What needs to be done: Note each line in the data holding the string "Manaus" and report it.
(Entries supplied Opens)
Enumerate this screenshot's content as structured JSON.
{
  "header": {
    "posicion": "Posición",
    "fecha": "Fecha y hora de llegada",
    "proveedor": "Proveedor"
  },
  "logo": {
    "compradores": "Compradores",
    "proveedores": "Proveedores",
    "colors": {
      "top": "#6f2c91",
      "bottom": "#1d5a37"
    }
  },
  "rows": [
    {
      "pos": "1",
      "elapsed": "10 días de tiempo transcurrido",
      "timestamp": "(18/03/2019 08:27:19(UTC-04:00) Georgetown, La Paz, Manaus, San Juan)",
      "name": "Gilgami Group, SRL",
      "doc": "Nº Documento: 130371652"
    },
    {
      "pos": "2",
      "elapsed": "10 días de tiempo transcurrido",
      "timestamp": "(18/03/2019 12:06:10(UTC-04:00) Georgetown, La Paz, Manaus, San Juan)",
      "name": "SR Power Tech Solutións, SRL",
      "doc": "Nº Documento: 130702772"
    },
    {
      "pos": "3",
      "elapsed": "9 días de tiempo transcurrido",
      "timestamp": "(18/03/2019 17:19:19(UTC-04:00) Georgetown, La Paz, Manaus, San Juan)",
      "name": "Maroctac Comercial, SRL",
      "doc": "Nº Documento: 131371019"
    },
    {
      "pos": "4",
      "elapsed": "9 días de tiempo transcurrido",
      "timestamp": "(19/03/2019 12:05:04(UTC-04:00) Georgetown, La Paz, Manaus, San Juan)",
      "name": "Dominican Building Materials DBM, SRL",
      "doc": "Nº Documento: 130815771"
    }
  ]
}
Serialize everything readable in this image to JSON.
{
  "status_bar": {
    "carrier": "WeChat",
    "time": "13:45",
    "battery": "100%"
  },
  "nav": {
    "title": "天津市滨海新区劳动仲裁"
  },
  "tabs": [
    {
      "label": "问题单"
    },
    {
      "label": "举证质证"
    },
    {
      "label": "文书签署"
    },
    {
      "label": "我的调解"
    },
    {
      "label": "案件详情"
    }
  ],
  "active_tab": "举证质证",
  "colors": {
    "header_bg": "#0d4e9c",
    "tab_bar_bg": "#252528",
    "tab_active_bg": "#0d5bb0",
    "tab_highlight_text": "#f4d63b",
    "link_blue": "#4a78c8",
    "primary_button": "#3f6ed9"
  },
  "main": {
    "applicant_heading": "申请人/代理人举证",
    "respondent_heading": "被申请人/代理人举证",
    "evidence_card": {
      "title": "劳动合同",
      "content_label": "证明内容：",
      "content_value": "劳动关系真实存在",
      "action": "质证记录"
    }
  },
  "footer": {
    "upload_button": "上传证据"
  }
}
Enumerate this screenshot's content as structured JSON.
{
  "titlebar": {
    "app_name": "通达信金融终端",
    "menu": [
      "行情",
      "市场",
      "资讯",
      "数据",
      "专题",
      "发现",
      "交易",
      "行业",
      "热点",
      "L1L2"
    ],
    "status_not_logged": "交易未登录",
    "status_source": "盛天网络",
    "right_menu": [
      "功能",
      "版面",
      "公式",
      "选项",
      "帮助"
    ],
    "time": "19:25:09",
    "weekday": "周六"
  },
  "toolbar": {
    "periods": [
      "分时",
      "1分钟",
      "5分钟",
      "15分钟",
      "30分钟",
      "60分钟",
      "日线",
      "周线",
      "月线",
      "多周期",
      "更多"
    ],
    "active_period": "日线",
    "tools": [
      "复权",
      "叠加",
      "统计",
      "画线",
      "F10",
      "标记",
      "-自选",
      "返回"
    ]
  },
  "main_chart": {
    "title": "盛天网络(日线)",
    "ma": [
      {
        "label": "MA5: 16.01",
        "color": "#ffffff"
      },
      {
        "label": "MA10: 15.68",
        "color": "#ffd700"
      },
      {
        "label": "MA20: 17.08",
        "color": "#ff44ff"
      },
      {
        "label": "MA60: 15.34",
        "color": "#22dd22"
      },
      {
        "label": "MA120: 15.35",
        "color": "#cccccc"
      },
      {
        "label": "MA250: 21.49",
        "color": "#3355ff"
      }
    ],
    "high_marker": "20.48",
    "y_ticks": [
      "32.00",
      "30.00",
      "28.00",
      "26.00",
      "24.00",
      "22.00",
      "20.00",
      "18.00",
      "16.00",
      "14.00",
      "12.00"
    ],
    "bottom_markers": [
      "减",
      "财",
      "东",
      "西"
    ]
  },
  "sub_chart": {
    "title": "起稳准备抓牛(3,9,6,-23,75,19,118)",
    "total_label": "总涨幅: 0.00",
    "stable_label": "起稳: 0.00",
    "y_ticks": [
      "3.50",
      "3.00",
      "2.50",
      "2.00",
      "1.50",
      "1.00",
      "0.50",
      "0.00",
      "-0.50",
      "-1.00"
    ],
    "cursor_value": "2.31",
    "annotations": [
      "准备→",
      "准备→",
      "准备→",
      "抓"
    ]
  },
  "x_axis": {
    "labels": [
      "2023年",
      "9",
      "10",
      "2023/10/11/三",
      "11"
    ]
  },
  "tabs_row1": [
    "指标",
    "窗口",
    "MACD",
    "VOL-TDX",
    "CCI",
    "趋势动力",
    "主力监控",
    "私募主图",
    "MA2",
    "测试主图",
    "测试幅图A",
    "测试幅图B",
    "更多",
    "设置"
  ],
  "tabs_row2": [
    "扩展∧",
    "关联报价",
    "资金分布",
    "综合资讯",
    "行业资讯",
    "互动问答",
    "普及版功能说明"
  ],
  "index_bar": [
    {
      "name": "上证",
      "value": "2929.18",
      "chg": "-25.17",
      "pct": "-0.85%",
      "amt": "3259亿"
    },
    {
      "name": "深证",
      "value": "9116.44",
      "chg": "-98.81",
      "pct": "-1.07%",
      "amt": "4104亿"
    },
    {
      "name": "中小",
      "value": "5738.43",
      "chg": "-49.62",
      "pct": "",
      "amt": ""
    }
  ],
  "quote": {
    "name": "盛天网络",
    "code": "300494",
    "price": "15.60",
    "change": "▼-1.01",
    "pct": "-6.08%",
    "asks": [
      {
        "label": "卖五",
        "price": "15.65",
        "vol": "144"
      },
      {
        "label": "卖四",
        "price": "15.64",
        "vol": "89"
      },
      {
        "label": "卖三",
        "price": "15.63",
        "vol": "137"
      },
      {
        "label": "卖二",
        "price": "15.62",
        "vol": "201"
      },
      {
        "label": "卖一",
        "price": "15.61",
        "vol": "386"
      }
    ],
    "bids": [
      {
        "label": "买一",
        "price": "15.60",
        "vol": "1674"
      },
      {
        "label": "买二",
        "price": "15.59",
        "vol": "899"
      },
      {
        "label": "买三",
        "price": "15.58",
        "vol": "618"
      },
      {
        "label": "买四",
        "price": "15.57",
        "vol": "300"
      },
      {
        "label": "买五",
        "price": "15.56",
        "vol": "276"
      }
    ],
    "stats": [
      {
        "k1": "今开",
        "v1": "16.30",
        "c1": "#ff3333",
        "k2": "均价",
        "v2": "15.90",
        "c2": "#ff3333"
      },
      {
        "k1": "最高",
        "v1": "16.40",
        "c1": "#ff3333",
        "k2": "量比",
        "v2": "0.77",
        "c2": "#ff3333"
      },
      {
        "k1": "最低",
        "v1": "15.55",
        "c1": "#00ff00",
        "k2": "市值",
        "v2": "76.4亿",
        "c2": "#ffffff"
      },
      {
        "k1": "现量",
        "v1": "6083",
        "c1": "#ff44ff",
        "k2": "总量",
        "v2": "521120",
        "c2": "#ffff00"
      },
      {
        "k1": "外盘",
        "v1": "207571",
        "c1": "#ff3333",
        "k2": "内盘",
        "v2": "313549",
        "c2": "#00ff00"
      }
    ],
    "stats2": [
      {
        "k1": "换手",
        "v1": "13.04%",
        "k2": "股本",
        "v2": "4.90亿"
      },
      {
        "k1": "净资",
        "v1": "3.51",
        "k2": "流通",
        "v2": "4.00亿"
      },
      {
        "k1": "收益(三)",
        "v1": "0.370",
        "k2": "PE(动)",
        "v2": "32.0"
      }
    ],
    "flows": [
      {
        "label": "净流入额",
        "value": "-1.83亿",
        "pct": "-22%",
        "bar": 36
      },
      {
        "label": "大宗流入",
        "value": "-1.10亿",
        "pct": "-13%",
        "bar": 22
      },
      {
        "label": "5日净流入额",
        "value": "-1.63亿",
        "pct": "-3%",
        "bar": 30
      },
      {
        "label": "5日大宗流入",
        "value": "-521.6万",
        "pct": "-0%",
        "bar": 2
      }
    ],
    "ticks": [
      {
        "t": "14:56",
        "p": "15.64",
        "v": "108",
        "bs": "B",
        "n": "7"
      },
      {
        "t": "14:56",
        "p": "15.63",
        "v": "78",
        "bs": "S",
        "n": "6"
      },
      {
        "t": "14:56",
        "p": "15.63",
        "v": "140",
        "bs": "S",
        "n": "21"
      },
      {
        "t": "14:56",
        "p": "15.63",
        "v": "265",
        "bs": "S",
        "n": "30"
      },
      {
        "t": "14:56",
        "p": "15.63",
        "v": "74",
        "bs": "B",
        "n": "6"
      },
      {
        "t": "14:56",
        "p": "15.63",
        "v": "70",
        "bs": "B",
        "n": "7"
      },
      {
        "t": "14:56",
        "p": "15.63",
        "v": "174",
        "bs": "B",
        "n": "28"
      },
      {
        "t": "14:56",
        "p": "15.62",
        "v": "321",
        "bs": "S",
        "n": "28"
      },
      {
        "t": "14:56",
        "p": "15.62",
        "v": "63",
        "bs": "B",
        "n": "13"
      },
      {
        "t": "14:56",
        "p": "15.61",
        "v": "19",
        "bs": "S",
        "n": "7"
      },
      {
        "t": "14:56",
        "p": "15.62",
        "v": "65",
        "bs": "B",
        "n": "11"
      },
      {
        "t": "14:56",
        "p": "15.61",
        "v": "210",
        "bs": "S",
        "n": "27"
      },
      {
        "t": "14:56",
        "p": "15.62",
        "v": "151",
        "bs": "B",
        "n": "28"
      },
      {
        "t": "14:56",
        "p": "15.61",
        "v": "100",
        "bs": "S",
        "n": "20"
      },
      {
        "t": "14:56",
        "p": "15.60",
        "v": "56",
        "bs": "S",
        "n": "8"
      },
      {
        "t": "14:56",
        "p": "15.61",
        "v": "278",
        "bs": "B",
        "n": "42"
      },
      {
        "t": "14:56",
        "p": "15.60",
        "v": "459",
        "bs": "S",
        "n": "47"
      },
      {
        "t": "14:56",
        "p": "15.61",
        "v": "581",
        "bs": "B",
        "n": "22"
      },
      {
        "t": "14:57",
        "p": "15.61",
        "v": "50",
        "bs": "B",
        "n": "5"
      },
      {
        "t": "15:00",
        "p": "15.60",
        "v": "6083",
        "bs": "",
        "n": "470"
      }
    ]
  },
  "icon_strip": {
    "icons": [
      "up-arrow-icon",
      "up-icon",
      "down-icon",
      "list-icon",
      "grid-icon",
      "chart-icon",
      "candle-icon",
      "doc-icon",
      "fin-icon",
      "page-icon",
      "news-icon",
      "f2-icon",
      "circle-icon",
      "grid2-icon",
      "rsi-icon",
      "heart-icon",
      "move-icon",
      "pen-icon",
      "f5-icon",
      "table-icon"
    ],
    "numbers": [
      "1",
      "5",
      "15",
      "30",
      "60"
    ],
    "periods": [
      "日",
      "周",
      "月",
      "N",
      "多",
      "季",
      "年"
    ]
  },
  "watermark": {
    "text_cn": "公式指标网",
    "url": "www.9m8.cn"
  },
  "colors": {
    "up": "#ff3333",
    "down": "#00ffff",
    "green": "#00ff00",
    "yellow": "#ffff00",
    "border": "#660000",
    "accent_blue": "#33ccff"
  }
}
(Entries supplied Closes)
Solution:
      "timestamp": "(18/03/2019 08:27:19(UTC-04:00) Georgetown, La Paz, Manaus, San Juan)",
      "timestamp": "(18/03/2019 12:06:10(UTC-04:00) Georgetown, La Paz, Manaus, San Juan)",
      "timestamp": "(18/03/2019 17:19:19(UTC-04:00) Georgetown, La Paz, Manaus, San Juan)",
      "timestamp": "(19/03/2019 12:05:04(UTC-04:00) Georgetown, La Paz, Manaus, San Juan)",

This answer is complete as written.